By Catherine E. Toth
Advertiser Staff Writer
By Catherine E. Toth
Don't think you can leave the Jims' Manoa home empty-handed.
Before you leave, they'll hand you branches of loquat and handfuls of limes, maybe some bananas, eggplants and pomegranates, if they've got them.
And they won't take no for an answer.
"Here, take," said Yun Soong Chock Jim, 85, holding a chayote one recent Friday morning. "Use it like regular squash."
(Her husband, Dr. Vernon Jim, also 85, left to get a knife to cut down some rosemary growing wild along their steep driveway.)
"And do you know what this is?" She pointed to a succulent air plant with bell-like flowers. "We call it pachi-pachi."
She snapped off a flower and clapped it together in her hands, making a loud popping noise.
"See? Here, take some."
To those who know the Jims, this generosity isn't unusual.
But their giving expands well beyond their prolific garden.
This couple, married for 61 years, gives back all the time, whether to local charities, cultural organizations or education-related projects.
So much so that the United Chinese Society in Hawai'i, of which both have been members for decades, named them Chinese Citizens of the Year, an honor held by such notables as Sen. Daniel Akaka and the late Sen. Hiram Fong.
Yun Soong Chock Jim, a retired high school science teacher, earned the title in 2001; Vernon Jim received the honor this year.
They have become the first couple to ever hold the title.
"They've done a lot for the community, not only in service but through their own time and effort," said Henry Lee, executive director of the United Chinese Society. "They're very deserving."
Though they're humbled by the honor, the Jims wave off any fanfare. They don't volunteer for the recognition. They do it because they believe in helping others.
They both volunteer with the United Chinese Society, UH Lyon Arboretum, American Cancer Society, the Chinese Chamber of Commerce and other cultural and charity organizations.
They also make annual donations to such groups as Aloha United Way, Shriners Hospital, Lanakila Senior Center and the Aloha Medical Mission.
The list goes on.
"You should always help people," said Vernon Jim, a retired reconstructive plastic surgeon. "Because you never know when you'll need help, too."
The couple met in 1941 at the University of Chicago, where she was studying biology and he was in medical school.
Both fascinated by science, they spent weekends catching snakes and watching surgeries at Cook County Hospital.
Then on Sept. 9, 1944, the day Vernon Jim graduated from medical school, the pair wed.
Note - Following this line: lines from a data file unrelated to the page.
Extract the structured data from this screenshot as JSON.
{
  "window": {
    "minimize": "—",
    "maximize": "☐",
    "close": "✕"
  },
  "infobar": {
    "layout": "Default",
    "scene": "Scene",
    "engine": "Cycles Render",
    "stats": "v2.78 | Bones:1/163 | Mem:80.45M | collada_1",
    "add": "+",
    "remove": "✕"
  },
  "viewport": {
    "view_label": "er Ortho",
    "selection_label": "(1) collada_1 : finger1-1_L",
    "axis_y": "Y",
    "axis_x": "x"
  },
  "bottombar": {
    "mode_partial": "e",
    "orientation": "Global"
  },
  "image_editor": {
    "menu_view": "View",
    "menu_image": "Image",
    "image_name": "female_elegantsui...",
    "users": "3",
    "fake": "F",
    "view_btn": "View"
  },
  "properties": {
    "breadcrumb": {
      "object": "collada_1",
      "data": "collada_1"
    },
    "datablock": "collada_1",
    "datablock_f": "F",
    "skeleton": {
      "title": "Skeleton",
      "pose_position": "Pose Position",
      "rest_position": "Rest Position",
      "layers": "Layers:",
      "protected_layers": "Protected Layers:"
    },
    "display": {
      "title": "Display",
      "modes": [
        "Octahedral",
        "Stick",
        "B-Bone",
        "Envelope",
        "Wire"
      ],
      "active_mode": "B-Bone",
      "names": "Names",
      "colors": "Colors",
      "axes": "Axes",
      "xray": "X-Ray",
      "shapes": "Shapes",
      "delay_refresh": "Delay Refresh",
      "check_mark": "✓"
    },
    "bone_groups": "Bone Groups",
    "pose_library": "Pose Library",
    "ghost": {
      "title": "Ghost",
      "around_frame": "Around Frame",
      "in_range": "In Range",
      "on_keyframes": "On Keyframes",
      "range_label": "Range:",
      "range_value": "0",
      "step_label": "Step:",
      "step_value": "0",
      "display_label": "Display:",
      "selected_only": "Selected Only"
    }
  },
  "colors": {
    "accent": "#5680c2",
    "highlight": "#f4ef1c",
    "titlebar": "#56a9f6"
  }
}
They celebrated with cake and ice cream.
"I liked that he worked for what he really wanted," Yun Soong Chock Jim said about her husband. "He strives to get things done."
The morning after their nuptials, Vernon Jim enlisted in the Army as a flight surgeon, leaving his bride for months at a time over the next three years.
Yun Soong Chock Jim moved back home to Hilo, where she bore their first two daughters.
Once out of the Army, Vernon Jim packed up his family and moved to Chicago, where he studied ophthalmology and his last two daughters were born.
In 1954, they moved to Minnesota, where Vernon Jim studied reconstructive plastic surgery at the Mayo Clinic. They moved back to Hawai'i in 1956.
He received board certification in both ophthalmology and plastic surgery, wanting to help accident victims and cancer patients who had lost portions of their faces.
Despite the opportunity to make more money in cosmetic surgery, Vernon Jim resisted.
"I wanted to help people," he said. "It was very rewarding."
Even with four daughters, eight grandchildren and now six great-grandchildren — all living in San Francisco — the Jims find a way to carve out vacation time for themselves.
But they don't go on ordinary holidays.
They spent a month sleeping in a tent in Papua New Guinea in 1973, cruised to Antarctica in 2000 and stayed on a boat for a week on the Yangtze River in China two years ago.
This June they're going to Tibet. Again.
"You have to be active," said Yun Soong Chock Jim, clipping a branch of rosemary. "You'll get Alzheimer's just sitting around."
They won't have to worry about that. They're so active, they often don't see each other all day, despite being retired.
In fact, they have to leave notes on the floor near the door, just so they know where the other one is.
"We like to do things," said Yun Soong Chock Jim, winking. "Why sit around when there's so much to do?"
Reach Catherine E. Toth at email@example.com.